WORK TO BE COMPLETED: Only the number is needed. Please count the lines below in which the word "catalogo" occurs.

Stored data entries

*****

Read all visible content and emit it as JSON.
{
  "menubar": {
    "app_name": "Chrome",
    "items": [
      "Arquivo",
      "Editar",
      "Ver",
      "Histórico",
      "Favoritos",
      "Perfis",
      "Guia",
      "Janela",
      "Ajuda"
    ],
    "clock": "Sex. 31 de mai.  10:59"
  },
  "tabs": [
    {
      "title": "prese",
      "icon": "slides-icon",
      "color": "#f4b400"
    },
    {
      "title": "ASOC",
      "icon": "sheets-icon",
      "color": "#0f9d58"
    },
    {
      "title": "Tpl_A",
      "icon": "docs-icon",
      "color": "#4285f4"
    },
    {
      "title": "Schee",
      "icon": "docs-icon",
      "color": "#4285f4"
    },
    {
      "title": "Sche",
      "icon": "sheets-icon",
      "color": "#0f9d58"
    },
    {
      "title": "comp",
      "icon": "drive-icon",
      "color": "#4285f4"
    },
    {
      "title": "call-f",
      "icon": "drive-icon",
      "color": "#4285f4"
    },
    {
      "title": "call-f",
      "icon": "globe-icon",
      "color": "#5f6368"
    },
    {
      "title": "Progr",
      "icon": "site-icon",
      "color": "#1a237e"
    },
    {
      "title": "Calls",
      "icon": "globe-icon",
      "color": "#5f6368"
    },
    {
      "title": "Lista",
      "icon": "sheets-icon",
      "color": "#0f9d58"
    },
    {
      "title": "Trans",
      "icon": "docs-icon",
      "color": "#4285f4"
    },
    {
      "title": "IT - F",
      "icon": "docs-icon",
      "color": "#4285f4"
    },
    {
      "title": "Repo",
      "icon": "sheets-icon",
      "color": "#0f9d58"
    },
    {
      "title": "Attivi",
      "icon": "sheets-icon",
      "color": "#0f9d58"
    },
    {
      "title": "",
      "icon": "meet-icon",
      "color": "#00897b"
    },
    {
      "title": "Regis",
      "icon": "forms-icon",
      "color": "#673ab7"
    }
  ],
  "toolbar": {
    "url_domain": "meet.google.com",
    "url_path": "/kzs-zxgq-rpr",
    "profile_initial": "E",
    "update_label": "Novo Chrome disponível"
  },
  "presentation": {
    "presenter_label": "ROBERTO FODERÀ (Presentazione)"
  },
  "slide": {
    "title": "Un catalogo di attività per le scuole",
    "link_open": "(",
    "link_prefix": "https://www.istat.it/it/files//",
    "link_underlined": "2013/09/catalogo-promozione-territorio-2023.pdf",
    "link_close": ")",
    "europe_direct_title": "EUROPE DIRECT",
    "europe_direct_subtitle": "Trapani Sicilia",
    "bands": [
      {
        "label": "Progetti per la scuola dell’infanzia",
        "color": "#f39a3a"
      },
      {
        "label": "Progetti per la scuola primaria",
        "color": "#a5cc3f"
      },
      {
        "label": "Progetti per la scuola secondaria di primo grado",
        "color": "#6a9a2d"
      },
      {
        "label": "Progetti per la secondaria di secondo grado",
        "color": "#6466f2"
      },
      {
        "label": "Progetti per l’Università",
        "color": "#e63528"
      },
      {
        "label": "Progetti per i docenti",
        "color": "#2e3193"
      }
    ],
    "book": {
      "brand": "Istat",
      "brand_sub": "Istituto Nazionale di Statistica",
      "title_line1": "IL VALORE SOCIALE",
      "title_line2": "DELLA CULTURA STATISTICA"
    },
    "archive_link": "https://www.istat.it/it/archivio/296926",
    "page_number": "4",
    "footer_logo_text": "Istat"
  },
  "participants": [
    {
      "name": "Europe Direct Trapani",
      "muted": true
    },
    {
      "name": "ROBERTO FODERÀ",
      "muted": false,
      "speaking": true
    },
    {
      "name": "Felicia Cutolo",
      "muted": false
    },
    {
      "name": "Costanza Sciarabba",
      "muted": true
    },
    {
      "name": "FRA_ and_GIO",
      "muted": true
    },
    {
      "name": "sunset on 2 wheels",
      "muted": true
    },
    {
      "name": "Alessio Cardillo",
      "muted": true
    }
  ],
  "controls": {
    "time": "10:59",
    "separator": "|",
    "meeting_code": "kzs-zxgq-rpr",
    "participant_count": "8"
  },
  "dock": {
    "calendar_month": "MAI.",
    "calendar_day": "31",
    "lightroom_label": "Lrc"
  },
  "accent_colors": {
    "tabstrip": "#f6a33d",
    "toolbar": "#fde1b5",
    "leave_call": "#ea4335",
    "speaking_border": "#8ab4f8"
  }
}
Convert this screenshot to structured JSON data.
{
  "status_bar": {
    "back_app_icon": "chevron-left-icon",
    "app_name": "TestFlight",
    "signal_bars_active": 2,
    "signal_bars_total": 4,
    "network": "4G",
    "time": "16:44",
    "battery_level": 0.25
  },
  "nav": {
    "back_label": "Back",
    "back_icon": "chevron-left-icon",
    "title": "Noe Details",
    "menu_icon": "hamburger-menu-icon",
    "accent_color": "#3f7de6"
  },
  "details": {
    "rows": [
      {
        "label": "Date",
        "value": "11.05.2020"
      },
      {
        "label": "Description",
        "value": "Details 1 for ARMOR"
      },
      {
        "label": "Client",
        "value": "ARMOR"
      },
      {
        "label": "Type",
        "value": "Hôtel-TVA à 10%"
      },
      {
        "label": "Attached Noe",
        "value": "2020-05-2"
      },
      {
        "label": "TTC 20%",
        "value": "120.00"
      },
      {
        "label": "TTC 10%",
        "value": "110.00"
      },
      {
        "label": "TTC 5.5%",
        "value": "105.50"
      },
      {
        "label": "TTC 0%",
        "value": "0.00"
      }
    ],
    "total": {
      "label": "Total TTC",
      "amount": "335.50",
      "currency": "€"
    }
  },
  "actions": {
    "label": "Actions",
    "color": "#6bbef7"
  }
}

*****

RESULT: 2